Breaking Bad versus Game of Thrones

Breaking Bad versus Game of Thrones

At the balcony of my Air BnB, I’m facing what might be the only (and loudest) water feature in all of Houston proper. I’m exaggerating of course, but not much. Even a retention pond is hard to find here, never mind a natural water feature. The Buffalo Bayou, slowly flowing about a mile south from my location, is remarkable in how unremarkable it is. It’s just there, a barely moving river way down in a ditch that splits the road and floods when a tropical depression hangs around for too long. Speaking of which, there’s a giant storm brewing a few near Corpus Cristi a few hours south. We expected heavy rain this morning, but so far, so good.

Every so often, a book or movie comes along, which is so good, so artfully executed, and so profound that I can’t stop thinking about it. Last night Steve and I finished the show finale of Breaking Bad. I know I’m about seven years late on saying this, but I’ll say it anyway- it’s the best show I’ve seen on television. It’s even better than Game of Thrones.

I know that’s saying a lot, but in my humble opinion, Breaking Bad is better than Game of Thrones because of pacing and pay-off. Yes, each show has interesting worlds and characters. Each show has profound themes. Each show is riveting. But when we finished BB last night, it finally dawned on me what felt off about the GOT final season, and why all the blow-back from the fans. In GOT, we ended up with is two loosely related stories: the thing with the White Walkers and the matter with the Cersei. The show creators spent a LOT of time on the White Walkers (and consequently, so did we the audience), but in the end, this zombie issue was the B story, and secondary to the whole ‘King of the Realm, ‘Breaking the Wheel’ thing that the entire GOT story is about. It’s as though the B story with the White Walkers got away from the writers and became a story all it’s own.
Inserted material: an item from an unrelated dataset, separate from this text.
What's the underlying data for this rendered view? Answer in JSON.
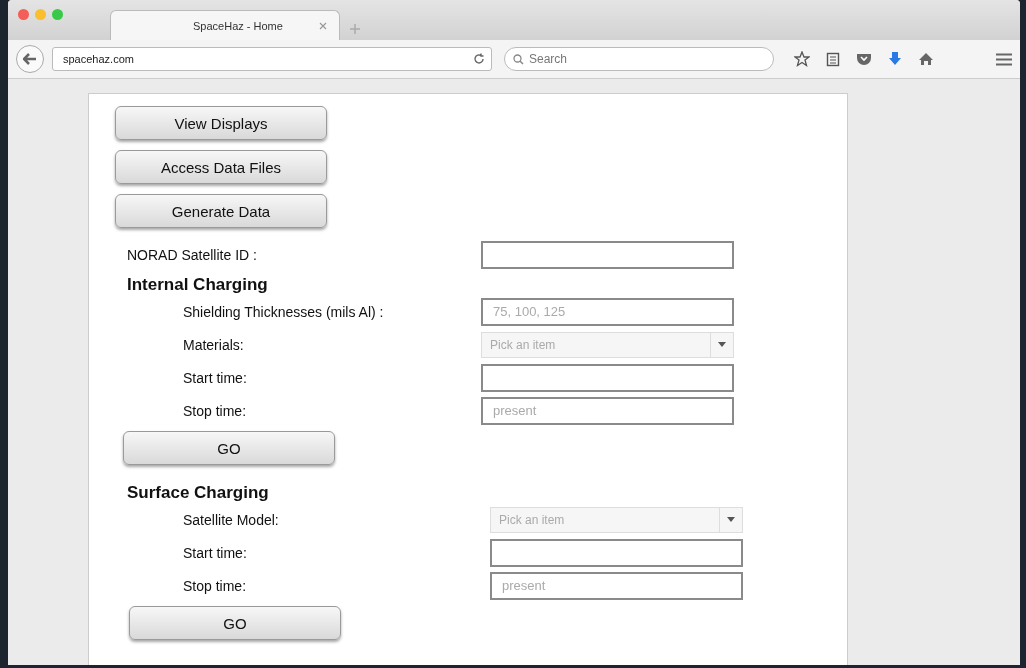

So we end up with two villains, Cersei and The Night King, with their own separate and completely unrelated agendas. John Snow and friends had their work cut out! And while this was all wildly entertaining and hooray for Arya and the Starks (except for John Snow who ended up back where he started), a bunch of things left us, puzzled. Among other things, was all that White Walker stuff necessary for revealing Bran as the king of the realm?

Breaking Bad, on the other hand, is an air-tight story. You cannot remove a single character or plot point without dismantling the entire thing. Every bit of dialogue delivers themes, foreshadows, and builds dramatic tension that serves the whole point of the story, which shows how Walter White goes from good guy to bad guy. Breaking Bad is character driven to the nth degree because it feels that everyone and everything that happens in the show gets touched and deeply affected by Walter White. And until the very last moment of the last episode, it’s hard to know what’s going to happen. There is no sense of wrapping things up, and yet every story-line gets paid off in the most satisfying and consistent way.

There’s also the cinematography. Check out this YouTube video (spoiler alert!) on how the creators’ use of camera angles show the effect point of view has on the audience. It’s brilliant.

With my cats